*Input data*
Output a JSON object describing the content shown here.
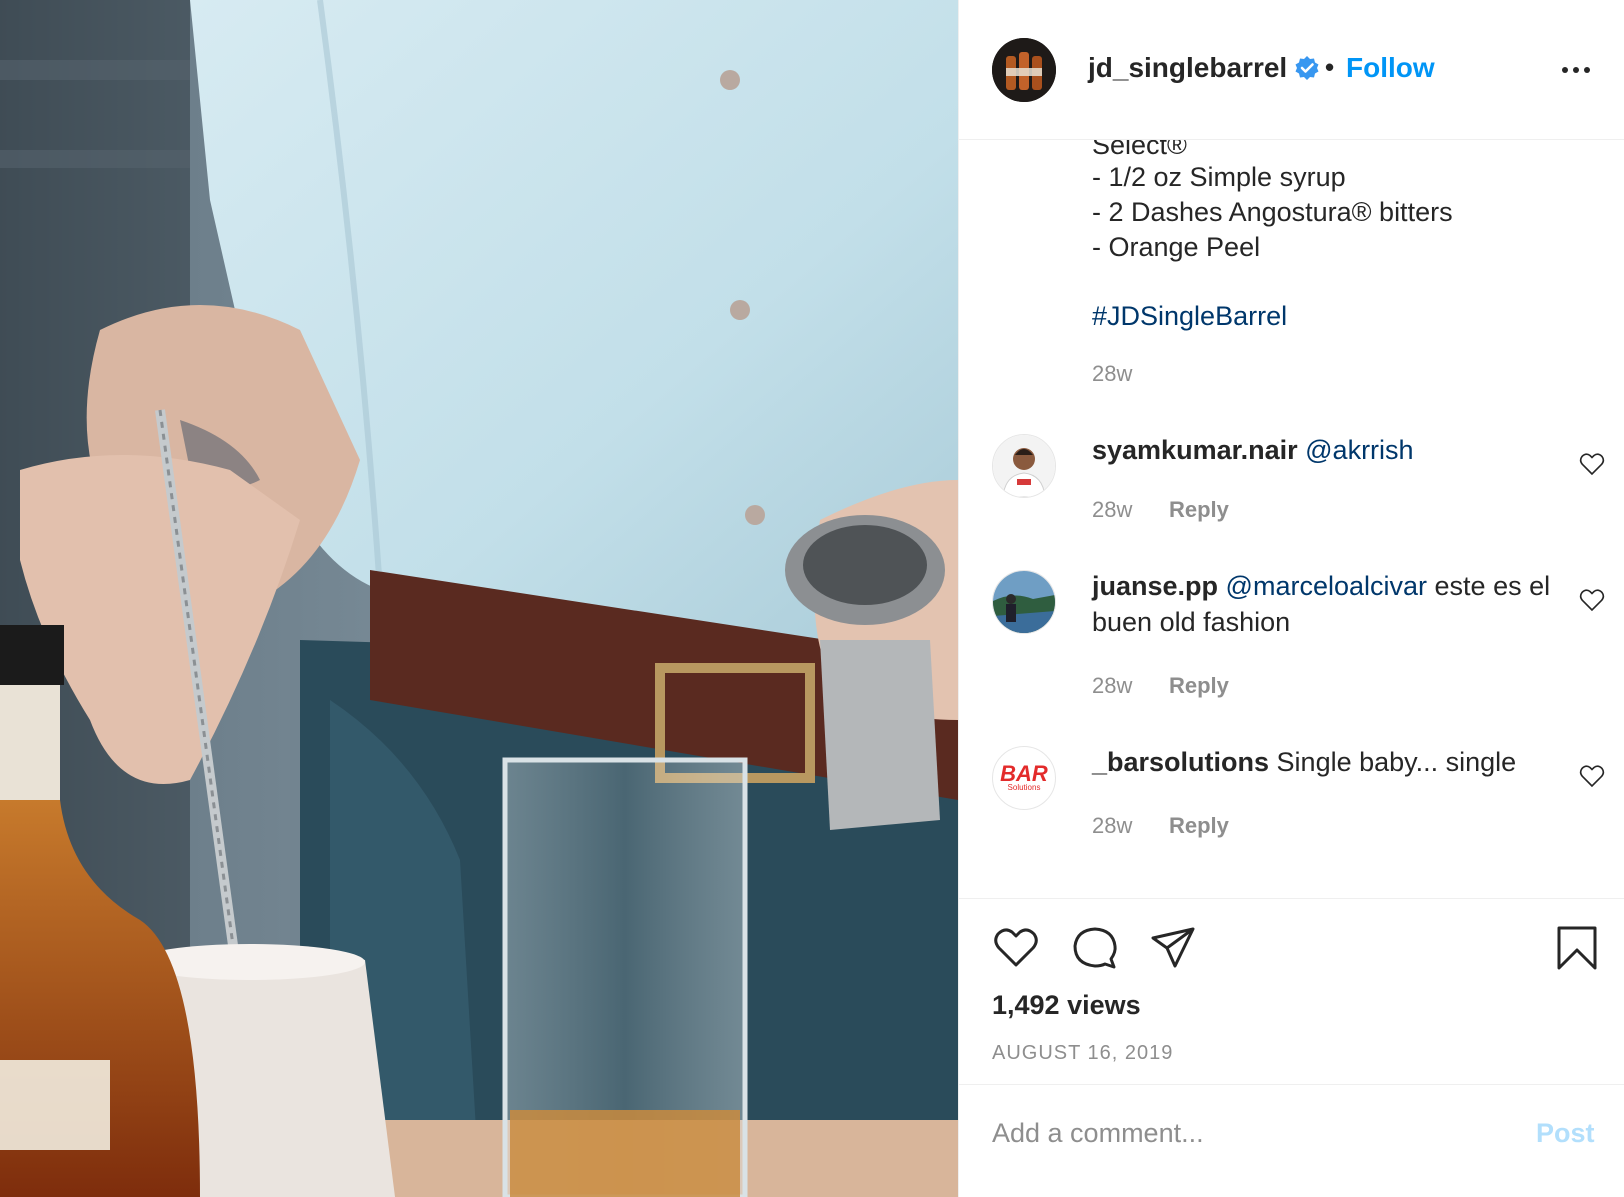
{
  "post": {
    "username": "jd_singlebarrel",
    "separator": "•",
    "follow_label": "Follow",
    "more_icon": "more-options-icon",
    "verified_icon": "verified-badge-icon"
  },
  "caption": {
    "lines": [
      "Select®",
      "- 1/2 oz Simple syrup",
      "- 2 Dashes Angostura® bitters",
      "- Orange Peel"
    ],
    "hashtag": "#JDSingleBarrel",
    "time": "28w"
  },
  "comments": [
    {
      "user": "syamkumar.nair",
      "mention": "@akrrish",
      "text": "",
      "time": "28w",
      "reply": "Reply"
    },
    {
      "user": "juanse.pp",
      "mention": "@marceloalcivar",
      "text": "este es el buen old fashion",
      "time": "28w",
      "reply": "Reply"
    },
    {
      "user": "_barsolutions",
      "mention": "",
      "text": "Single baby... single",
      "time": "28w",
      "reply": "Reply"
    }
  ],
  "bar_avatar": {
    "big": "BAR",
    "small": "Solutions"
  },
  "stats": {
    "views": "1,492 views",
    "date": "AUGUST 16, 2019"
  },
  "comment_box": {
    "placeholder": "Add a comment...",
    "post_label": "Post"
  },
  "colors": {
    "link": "#0095f6",
    "hashtag": "#00376b",
    "muted": "#8e8e8e",
    "post_disabled": "#b2dffc",
    "bar_red": "#e32b2b"
  }
}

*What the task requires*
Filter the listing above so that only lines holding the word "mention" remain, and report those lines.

*Output of the exercise*
      "mention": "@akrrish",
      "mention": "@marceloalcivar",
      "mention": "",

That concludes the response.